“Paper” is a term widely used by investors.
Paper is also a term that has special meaning in the mortgage industry and more specifically in the creditworthiness assessment field.
You might hear anyone involved in financing something refer to A-paper. In this case, A-paper refers to a loan with high quality characteristics.
You might also hear someone saying that a certain company “ holds the paper” or “sells the paper.” With these phrases, we are getting closer to the meaning of paper. Though it can be broadly defined and people could argue a different point, “paper” is thought of in the investment community a security, such as a bonds.

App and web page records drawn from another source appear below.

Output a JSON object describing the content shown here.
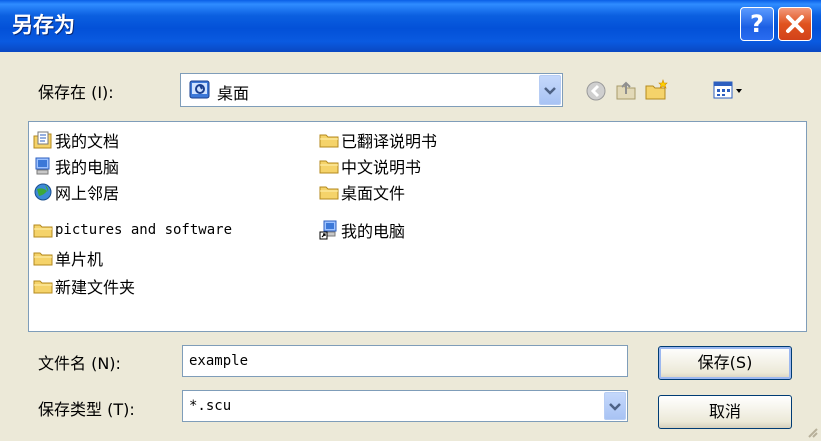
{
  "title": "另存为",
  "save_in": {
    "label": "保存在 (I):",
    "value": "桌面"
  },
  "files_left": [
    {
      "name": "我的文档",
      "icon": "my-documents-icon"
    },
    {
      "name": "我的电脑",
      "icon": "my-computer-icon"
    },
    {
      "name": "网上邻居",
      "icon": "network-places-icon"
    },
    {
      "name": "pictures and software",
      "icon": "folder-icon"
    },
    {
      "name": "单片机",
      "icon": "folder-icon"
    },
    {
      "name": "新建文件夹",
      "icon": "folder-icon"
    }
  ],
  "files_right": [
    {
      "name": "已翻译说明书",
      "icon": "folder-icon"
    },
    {
      "name": "中文说明书",
      "icon": "folder-icon"
    },
    {
      "name": "桌面文件",
      "icon": "folder-icon"
    },
    {
      "name": "我的电脑",
      "icon": "shortcut-icon"
    }
  ],
  "filename": {
    "label": "文件名 (N):",
    "value": "example"
  },
  "filetype": {
    "label": "保存类型 (T):",
    "value": "*.scu"
  },
  "buttons": {
    "save": "保存(S)",
    "cancel": "取消"
  },
  "colors": {
    "titlebar": "#0351d8",
    "face": "#ece9d8",
    "folder": "#f5d36a"
  }
}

In the mortgage industry, “paper” can also refer to “a mortgage note” or “promissory note.” Holding the paper then, would refer to the lender that is servicing or carrying the mortgage note.
So because of these dual and broad definitions, “ commercial paper” in the mortgage industry could be construed to mean:
Bonds backed by commercial real estate, or
Commercial real estate notes
In essence, bonds and mortgage notes are the same thing. A group of mortgage notes is often packaged together as a bond and sold as a mortgage-backed-security.
The most widely understood and accepted definition of “commercial paper” however only relates to the mortgage industry when a mortgage company issues a particular type of bond. Commercial paper is a short term security issued by a company in order to finance short term costs or increase short term operating capital. The time frame on these bonds is short to avoid SEC regulation (9 months usually), the return is low, but so is the risk.
It’s basically a way for large companies to borrower money from other large companies without actually borrowing it in a conventional sense, but rather by selling a short term security. The denominations are high, so it is only really accessible to investors through the money market.
In the mortgage industry, asset-backed commercial paper allows large companies to issue commercial paper in order to free up liquidity to do more business. The problem of late with the mortgage meltdown and ratings agencies downgrading asset-backed commercial paper comprised largely of home loans is that the demand for it is plummeting and if it can’t be sold, this is what creates the “ credit crunch” which inhibits these large banks from doing business as usual.